4.New Staff – As a business grows, gaps start to emerge in ability and capability. Remember all companies need thinkers, doers, controllers and sellers. New critical friends to complement the management team are often pivotal to moving a business to the next level – typically sales and financial control. Word of caution, be careful about how you choose these new friends, so often lack of rigour in selection can lead to cash burn! I have seen it so often with high growth businesses recruiting sales staff that never make the mark.

5. Mentors – These critical friends are so important for an entrepreneurial founder. The journey can be lonely and all to often the leader has to put on a brave face, in front of staff, customers, suppliers (and all too often family). This can be a draining experience. All successful entrepreneurs I have researched have consult mentors in times of need, this can be both business and emotional issues. Mentors help to develop new ideas, overcome barriers, connect you with experts, help out on strategy, help to shift mindset, help to prioritise……..

Be sure to find these critical friends, my research shows they make the journey much more manageable.

 

 

 

 

 

 

 

 


Fast tracking personal peak performance

22/01/2011

I am constantly looking at ways in which individuals can enhance their performance and deliver high impact results faster. Research reveals how important mentors can be in personal development. I would totally agree that a mentor is a vital ingredient to an ambitious persons life plan. Many people have benefitted from the experiences of individuals they admire. With this in mind I came up with the concept of “Role Model Benchmarking” (RMB) some time ago, I have trialed it with a number of small groups – it went down a storm.
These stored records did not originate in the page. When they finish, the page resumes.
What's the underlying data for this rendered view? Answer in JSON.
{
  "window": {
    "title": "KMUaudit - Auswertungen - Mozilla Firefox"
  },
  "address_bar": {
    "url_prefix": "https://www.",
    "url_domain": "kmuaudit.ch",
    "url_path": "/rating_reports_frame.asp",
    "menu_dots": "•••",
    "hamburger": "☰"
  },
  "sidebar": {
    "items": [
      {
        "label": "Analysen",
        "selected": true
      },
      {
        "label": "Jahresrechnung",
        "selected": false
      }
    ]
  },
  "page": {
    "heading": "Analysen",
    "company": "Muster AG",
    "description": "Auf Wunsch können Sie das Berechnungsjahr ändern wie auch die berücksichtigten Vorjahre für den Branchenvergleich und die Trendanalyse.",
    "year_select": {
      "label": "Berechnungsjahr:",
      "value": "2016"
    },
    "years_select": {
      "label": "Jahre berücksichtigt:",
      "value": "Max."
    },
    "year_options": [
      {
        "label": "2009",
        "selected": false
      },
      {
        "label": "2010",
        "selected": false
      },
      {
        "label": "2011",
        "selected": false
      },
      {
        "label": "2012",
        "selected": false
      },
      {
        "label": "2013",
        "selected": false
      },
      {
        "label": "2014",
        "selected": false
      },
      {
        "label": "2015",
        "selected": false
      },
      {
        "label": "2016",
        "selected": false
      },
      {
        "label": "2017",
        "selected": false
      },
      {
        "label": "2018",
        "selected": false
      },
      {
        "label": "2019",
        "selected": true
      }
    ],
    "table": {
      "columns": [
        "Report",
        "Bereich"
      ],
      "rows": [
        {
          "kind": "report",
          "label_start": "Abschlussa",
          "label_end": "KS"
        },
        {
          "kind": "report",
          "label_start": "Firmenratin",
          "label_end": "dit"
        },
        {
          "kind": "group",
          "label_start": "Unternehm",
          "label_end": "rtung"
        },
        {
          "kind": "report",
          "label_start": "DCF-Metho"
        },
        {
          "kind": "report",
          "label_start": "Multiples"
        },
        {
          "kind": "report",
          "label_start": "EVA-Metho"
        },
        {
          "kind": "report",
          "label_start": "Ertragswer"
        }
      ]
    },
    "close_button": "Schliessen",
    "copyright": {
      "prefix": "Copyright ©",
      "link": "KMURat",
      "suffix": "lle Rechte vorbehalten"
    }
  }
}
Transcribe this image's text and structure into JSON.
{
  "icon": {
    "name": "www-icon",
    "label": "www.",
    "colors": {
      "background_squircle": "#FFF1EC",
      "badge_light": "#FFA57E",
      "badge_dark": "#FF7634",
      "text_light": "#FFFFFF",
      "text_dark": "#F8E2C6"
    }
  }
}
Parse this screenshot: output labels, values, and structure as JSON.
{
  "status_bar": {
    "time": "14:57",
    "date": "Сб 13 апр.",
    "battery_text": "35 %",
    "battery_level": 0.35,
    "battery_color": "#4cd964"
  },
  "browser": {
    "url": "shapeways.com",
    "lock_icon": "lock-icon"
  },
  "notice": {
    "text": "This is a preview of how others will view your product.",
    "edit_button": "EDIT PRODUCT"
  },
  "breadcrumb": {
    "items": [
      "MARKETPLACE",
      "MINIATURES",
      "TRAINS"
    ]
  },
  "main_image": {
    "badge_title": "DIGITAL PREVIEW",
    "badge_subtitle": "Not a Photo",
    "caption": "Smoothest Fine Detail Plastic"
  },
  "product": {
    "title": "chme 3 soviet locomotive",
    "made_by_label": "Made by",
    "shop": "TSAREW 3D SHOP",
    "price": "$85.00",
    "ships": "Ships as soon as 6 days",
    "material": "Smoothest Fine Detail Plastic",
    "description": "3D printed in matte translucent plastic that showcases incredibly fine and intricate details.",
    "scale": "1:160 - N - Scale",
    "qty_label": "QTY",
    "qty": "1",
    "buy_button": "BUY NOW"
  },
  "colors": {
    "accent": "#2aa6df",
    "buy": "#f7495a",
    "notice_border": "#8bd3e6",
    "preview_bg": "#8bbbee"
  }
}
Benchmarking has been around for years and it is used as an effective tool in enhancing company performance – essentially it’s a methodology where a company will rate itself against best in class, identify shortfall in performance then put a plan of improvement in place.

We can take the principles of this management tool and apply it to personal development – in other words benchmark yourself against individuals who inspire you. This approach will put momentum into change and accelerate you to achieving your goals, whether this is in life, career or business.

Just have a go at this simple exercise:

1. Define those individuals you consider brilliant – as part of your overall career or business strategy, think about those individuals you feel you could learn from – these are your role models, characters (real or fictional). Write down a list of five role models.

2. Clarify specifically what it is you admire – think about their skills, behaviours, strategies and approaches you consider could be beneficial in your own quest for success. Is it their networks, skills, knowledge, personal philosophies, values, attitude to life?  You have to be very, very specific about what their qualities are e.g. great presenter, effective negotiation skills, amazing ability of winning new business, caring attitude, written a book….. List the 20 specific things you consider important.

3. Reflect on your list – Of the 20 very specific qualities, behaviours or strategies listed, you must cut this down to a maximum of ten admirable aspects of your role models “DNA”. These become the additives vital to you achieving your own goals and ambitions.

4. Benchmark yourself against these 10 aspects – rate your own performance against those characteristics you consider important on a scale of 1-10 (if you score 10 on any aspect you are not being honest with yourself). There are different visuals you can use to represent your results; the one I recommend is the wheel of life format.

5. Implementation – take action!

By benchmarking your own personal performance against what you consider great will lead to fast tracking personal development. RMB allows you to pin point very precisely what needs to improve or change. It brings practical focus to your learning and development, more importantly it will define specific areas for improvement. RMB will catalyse personal improvement!